The best part about this activity is that is so simple:
- Find a plain box.
- Let your kids decorate it however they like.* (Make sure to make your mark, too! You’ll see I added to Zoey’s sunset-inspired and jewel-encrusted art with a good reminder and a quote that seemed quite fitting. I used a stamp set that I have had forever to make the quote.)
- Cut out slips of paper to keep in the box.
- Go out and make some memories.
- Write them down and put them in the box for safe-keeping.
- Add to it all year long.
* Even if you don’t have kids, this is still and awesome activity and a great way to live intentionally and preserve your memories with your spouse, significant other, your parents, or even to just preserve memories for yourself!
The best part comes at the end of the year . . . My plan is that come Christmas Day this year, before we open any presents, we will put an awesome Christmas album on the record player, sit by the tree, sip hot chocolate, and open the box that will have been filled to the brim with memories from the year. Zoey and I will go through them one by one, reliving our days, our weeks, our months, and our year that led up to that day. We will talk and laugh and remember together.

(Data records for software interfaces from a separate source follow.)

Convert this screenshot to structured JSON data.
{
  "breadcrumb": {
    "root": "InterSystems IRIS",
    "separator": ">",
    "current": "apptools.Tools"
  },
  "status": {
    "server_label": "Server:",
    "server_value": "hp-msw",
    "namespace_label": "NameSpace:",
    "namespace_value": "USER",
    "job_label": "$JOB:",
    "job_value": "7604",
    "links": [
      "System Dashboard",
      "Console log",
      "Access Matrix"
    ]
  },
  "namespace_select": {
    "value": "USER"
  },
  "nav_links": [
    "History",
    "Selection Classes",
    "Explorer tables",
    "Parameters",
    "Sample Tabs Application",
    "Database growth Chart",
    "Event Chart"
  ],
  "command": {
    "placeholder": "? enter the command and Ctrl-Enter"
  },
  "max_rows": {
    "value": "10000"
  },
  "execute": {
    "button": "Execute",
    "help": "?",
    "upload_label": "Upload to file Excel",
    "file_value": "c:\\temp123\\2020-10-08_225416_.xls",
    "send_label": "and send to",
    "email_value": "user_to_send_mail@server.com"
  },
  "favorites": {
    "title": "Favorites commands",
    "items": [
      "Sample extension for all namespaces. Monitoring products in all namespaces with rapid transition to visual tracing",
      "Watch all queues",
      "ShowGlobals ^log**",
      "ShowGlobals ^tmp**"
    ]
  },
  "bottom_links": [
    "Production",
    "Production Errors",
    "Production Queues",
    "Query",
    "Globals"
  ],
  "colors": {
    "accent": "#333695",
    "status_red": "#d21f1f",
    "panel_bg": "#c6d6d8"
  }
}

And only after we’ve read the last one will we open presents. It will be a wonderful lesson for her (and a good reminder for me) that Christmas is about so much more than gifts under a tree. It’s a time to connect, to love, and to share.
And the first present I’ll have Zoey open will be a journal to keep all of these memories in (I plan to rewrite them in journal form, but you could also keep the paper slips themselves in a scrapbook) so we can start fresh again when January rolls around. We will do this year after year, and she will end up with set of journals that she will no doubt treasure for the rest of her life.
This activity is simple. It’s happy. It teaches us to be mindful, appreciative, and intentional today. It’s oh-so-fulfilling. And it will be something we will be nostalgic about 20 years from now.
I think we’re off to a great start.
Week 1 Suggested Reading
The Book of New Family Traditions: How to Create Great Rituals for Holidays and Every Day
by Meg Cox
This book offers hundreds of ways to bring the fun and ritual back to family life. The author dedicates this book to “parents in families everywhere who know that their kids’ childhoods will zoom by in a flash and are determined to break those years down into memorable moments and deeply shared experiences.” ‘Nuf said.
* This post contains affiliate links to Amazon.com. If you purchase a product after clicking an affiliate link (and it doesn’t even need to be the one I’ve linked to), I receive a small percentage of the sale for referring you, at no extra cost to you.*